--- DESCRIPTION OF THE TASK ---
Each entry that follows is to be duplicated exactly, without its images.

• • • •

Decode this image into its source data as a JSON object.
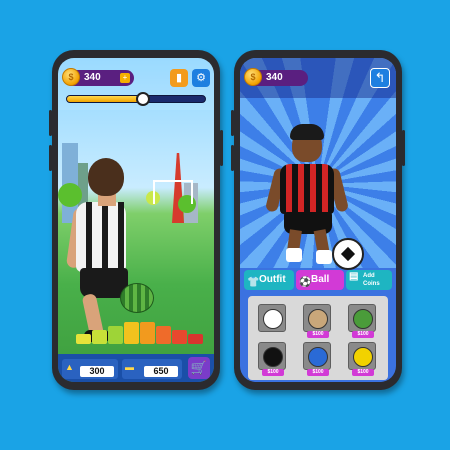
{
  "left_phone": {
    "hud": {
      "coins": "340",
      "progress_fraction": 0.55,
      "stats_icon": "bar-chart-icon",
      "settings_icon": "gear-icon"
    },
    "bottom": {
      "score_left_value": "300",
      "score_right_value": "650",
      "cart_icon": "cart-icon"
    }
  },
  "right_phone": {
    "hud": {
      "coins": "340",
      "back_icon": "back-arrow-icon"
    },
    "tabs": {
      "outfit_label": "Outfit",
      "ball_label": "Ball",
      "coins_label_line1": "Add",
      "coins_label_line2": "Coins"
    },
    "items": [
      {
        "name": "classic-ball",
        "price": "",
        "color": "#ffffff"
      },
      {
        "name": "patterned-ball",
        "price": "$100",
        "color": "#c9a77a"
      },
      {
        "name": "watermelon-ball",
        "price": "$100",
        "color": "#4a9c3a"
      },
      {
        "name": "eight-ball",
        "price": "$100",
        "color": "#111111"
      },
      {
        "name": "earth-ball",
        "price": "$100",
        "color": "#2a6ad6"
      },
      {
        "name": "nine-ball",
        "price": "$100",
        "color": "#f2d200"
      }
    ]
  },
  "colors": {
    "background": "#1aa3e6",
    "accent_purple": "#d23ad6",
    "accent_teal": "#1eb5c2"
  }
}
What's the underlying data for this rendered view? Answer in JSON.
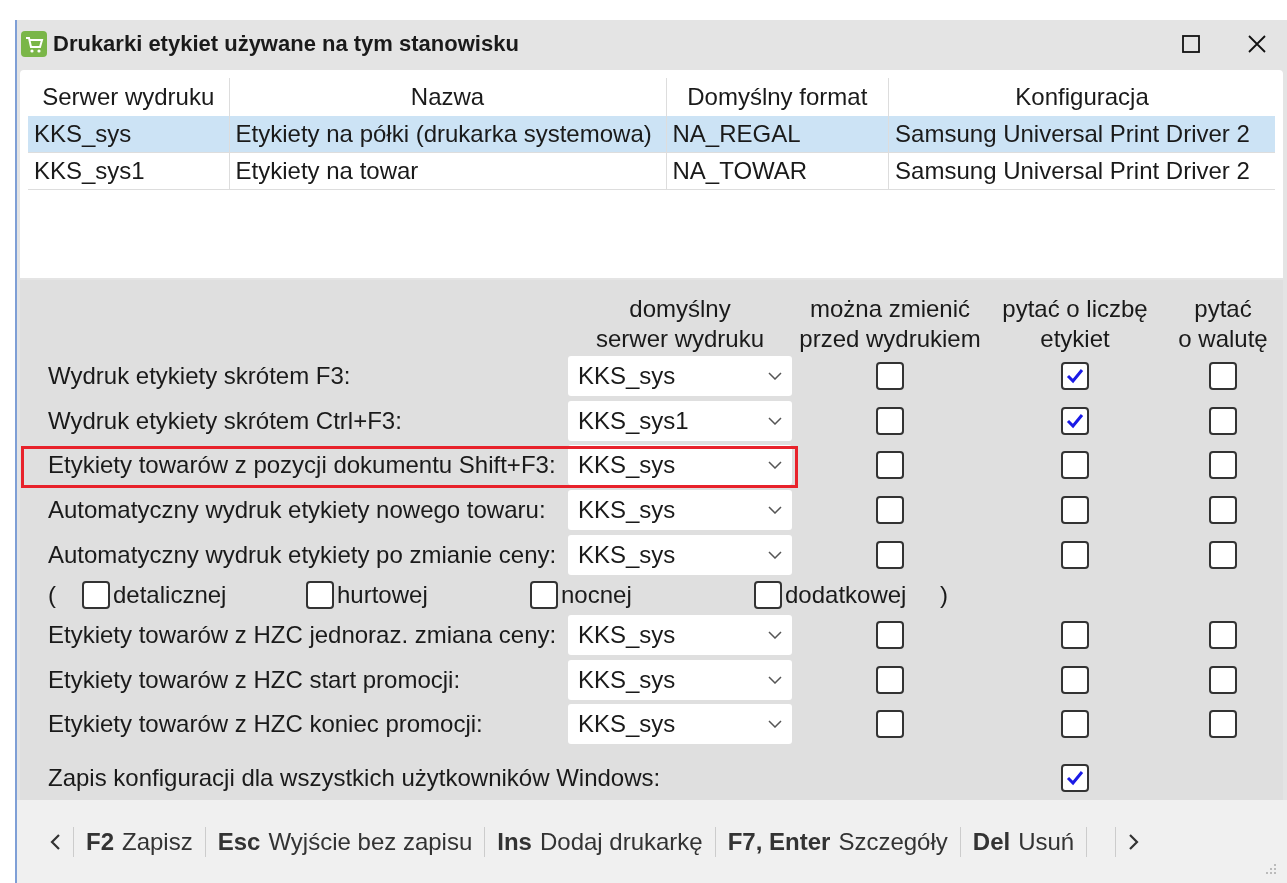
{
  "window": {
    "title": "Drukarki etykiet używane na tym stanowisku"
  },
  "table": {
    "columns": [
      "Serwer wydruku",
      "Nazwa",
      "Domyślny format",
      "Konfiguracja"
    ],
    "rows": [
      {
        "selected": true,
        "cells": [
          "KKS_sys",
          "Etykiety na półki (drukarka systemowa)",
          "NA_REGAL",
          "Samsung Universal Print Driver 2"
        ]
      },
      {
        "selected": false,
        "cells": [
          "KKS_sys1",
          "Etykiety na towar",
          "NA_TOWAR",
          "Samsung Universal Print Driver 2"
        ]
      }
    ]
  },
  "settings": {
    "headers": [
      "domyślny\nserwer wydruku",
      "można zmienić\nprzed wydrukiem",
      "pytać o liczbę\netykiet",
      "pytać\no walutę"
    ],
    "rows": [
      {
        "kind": "setting",
        "label": "Wydruk etykiety skrótem F3:",
        "server": "KKS_sys",
        "highlighted": false,
        "checks": [
          false,
          true,
          false
        ]
      },
      {
        "kind": "setting",
        "label": "Wydruk etykiety skrótem Ctrl+F3:",
        "server": "KKS_sys1",
        "highlighted": false,
        "checks": [
          false,
          true,
          false
        ]
      },
      {
        "kind": "setting",
        "label": "Etykiety towarów z pozycji dokumentu Shift+F3:",
        "server": "KKS_sys",
        "highlighted": true,
        "checks": [
          false,
          false,
          false
        ]
      },
      {
        "kind": "setting",
        "label": "Automatyczny wydruk etykiety nowego towaru:",
        "server": "KKS_sys",
        "highlighted": false,
        "checks": [
          false,
          false,
          false
        ]
      },
      {
        "kind": "setting",
        "label": "Automatyczny wydruk etykiety po zmianie ceny:",
        "server": "KKS_sys",
        "highlighted": false,
        "checks": [
          false,
          false,
          false
        ]
      },
      {
        "kind": "options",
        "open": "(",
        "close": ")",
        "options": [
          {
            "label": "detalicznej",
            "checked": false
          },
          {
            "label": "hurtowej",
            "checked": false
          },
          {
            "label": "nocnej",
            "checked": false
          },
          {
            "label": "dodatkowej",
            "checked": false
          }
        ]
      },
      {
        "kind": "setting",
        "label": "Etykiety towarów z HZC jednoraz. zmiana ceny:",
        "server": "KKS_sys",
        "highlighted": false,
        "checks": [
          false,
          false,
          false
        ]
      },
      {
        "kind": "setting",
        "label": "Etykiety towarów z HZC start promocji:",
        "server": "KKS_sys",
        "highlighted": false,
        "checks": [
          false,
          false,
          false
        ]
      },
      {
        "kind": "setting",
        "label": "Etykiety towarów z HZC koniec promocji:",
        "server": "KKS_sys",
        "highlighted": false,
        "checks": [
          false,
          false,
          false
        ]
      },
      {
        "kind": "global",
        "label": "Zapis konfiguracji dla wszystkich użytkowników Windows:",
        "checked": true
      }
    ]
  },
  "footer": [
    {
      "key": "F2",
      "label": "Zapisz"
    },
    {
      "key": "Esc",
      "label": "Wyjście bez zapisu"
    },
    {
      "key": "Ins",
      "label": "Dodaj drukarkę"
    },
    {
      "key": "F7, Enter",
      "label": "Szczegóły"
    },
    {
      "key": "Del",
      "label": "Usuń"
    }
  ]
}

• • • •

--- SOLUTION FOR THIS PROBLEM ---
Decode this image into its source data as a JSON object.
{
  "left_phone": {
    "hud": {
      "coins": "340",
      "progress_fraction": 0.55,
      "stats_icon": "bar-chart-icon",
      "settings_icon": "gear-icon"
    },
    "bottom": {
      "score_left_value": "300",
      "score_right_value": "650",
      "cart_icon": "cart-icon"
    }
  },
  "right_phone": {
    "hud": {
      "coins": "340",
      "back_icon": "back-arrow-icon"
    },
    "tabs": {
      "outfit_label": "Outfit",
      "ball_label": "Ball",
      "coins_label_line1": "Add",
      "coins_label_line2": "Coins"
    },
    "items": [
      {
        "name": "classic-ball",
        "price": "",
        "color": "#ffffff"
      },
      {
        "name": "patterned-ball",
        "price": "$100",
        "color": "#c9a77a"
      },
      {
        "name": "watermelon-ball",
        "price": "$100",
        "color": "#4a9c3a"
      },
      {
        "name": "eight-ball",
        "price": "$100",
        "color": "#111111"
      },
      {
        "name": "earth-ball",
        "price": "$100",
        "color": "#2a6ad6"
      },
      {
        "name": "nine-ball",
        "price": "$100",
        "color": "#f2d200"
      }
    ]
  },
  "colors": {
    "background": "#1aa3e6",
    "accent_purple": "#d23ad6",
    "accent_teal": "#1eb5c2"
  }
}
What's the underlying data for this rendered view? Answer in JSON.
{
  "window": {
    "title": "Drukarki etykiet używane na tym stanowisku"
  },
  "table": {
    "columns": [
      "Serwer wydruku",
      "Nazwa",
      "Domyślny format",
      "Konfiguracja"
    ],
    "rows": [
      {
        "selected": true,
        "cells": [
          "KKS_sys",
          "Etykiety na półki (drukarka systemowa)",
          "NA_REGAL",
          "Samsung Universal Print Driver 2"
        ]
      },
      {
        "selected": false,
        "cells": [
          "KKS_sys1",
          "Etykiety na towar",
          "NA_TOWAR",
          "Samsung Universal Print Driver 2"
        ]
      }
    ]
  },
  "settings": {
    "headers": [
      "domyślny\nserwer wydruku",
      "można zmienić\nprzed wydrukiem",
      "pytać o liczbę\netykiet",
      "pytać\no walutę"
    ],
    "rows": [
      {
        "kind": "setting",
        "label": "Wydruk etykiety skrótem F3:",
        "server": "KKS_sys",
        "highlighted": false,
        "checks": [
          false,
          true,
          false
        ]
      },
      {
        "kind": "setting",
        "label": "Wydruk etykiety skrótem Ctrl+F3:",
        "server": "KKS_sys1",
        "highlighted": false,
        "checks": [
          false,
          true,
          false
        ]
      },
      {
        "kind": "setting",
        "label": "Etykiety towarów z pozycji dokumentu Shift+F3:",
        "server": "KKS_sys",
        "highlighted": true,
        "checks": [
          false,
          false,
          false
        ]
      },
      {
        "kind": "setting",
        "label": "Automatyczny wydruk etykiety nowego towaru:",
        "server": "KKS_sys",
        "highlighted": false,
        "checks": [
          false,
          false,
          false
        ]
      },
      {
        "kind": "setting",
        "label": "Automatyczny wydruk etykiety po zmianie ceny:",
        "server": "KKS_sys",
        "highlighted": false,
        "checks": [
          false,
          false,
          false
        ]
      },
      {
        "kind": "options",
        "open": "(",
        "close": ")",
        "options": [
          {
            "label": "detalicznej",
            "checked": false
          },
          {
            "label": "hurtowej",
            "checked": false
          },
          {
            "label": "nocnej",
            "checked": false
          },
          {
            "label": "dodatkowej",
            "checked": false
          }
        ]
      },
      {
        "kind": "setting",
        "label": "Etykiety towarów z HZC jednoraz. zmiana ceny:",
        "server": "KKS_sys",
        "highlighted": false,
        "checks": [
          false,
          false,
          false
        ]
      },
      {
        "kind": "setting",
        "label": "Etykiety towarów z HZC start promocji:",
        "server": "KKS_sys",
        "highlighted": false,
        "checks": [
          false,
          false,
          false
        ]
      },
      {
        "kind": "setting",
        "label": "Etykiety towarów z HZC koniec promocji:",
        "server": "KKS_sys",
        "highlighted": false,
        "checks": [
          false,
          false,
          false
        ]
      },
      {
        "kind": "global",
        "label": "Zapis konfiguracji dla wszystkich użytkowników Windows:",
        "checked": true
      }
    ]
  },
  "footer": [
    {
      "key": "F2",
      "label": "Zapisz"
    },
    {
      "key": "Esc",
      "label": "Wyjście bez zapisu"
    },
    {
      "key": "Ins",
      "label": "Dodaj drukarkę"
    },
    {
      "key": "F7, Enter",
      "label": "Szczegóły"
    },
    {
      "key": "Del",
      "label": "Usuń"
    }
  ]
}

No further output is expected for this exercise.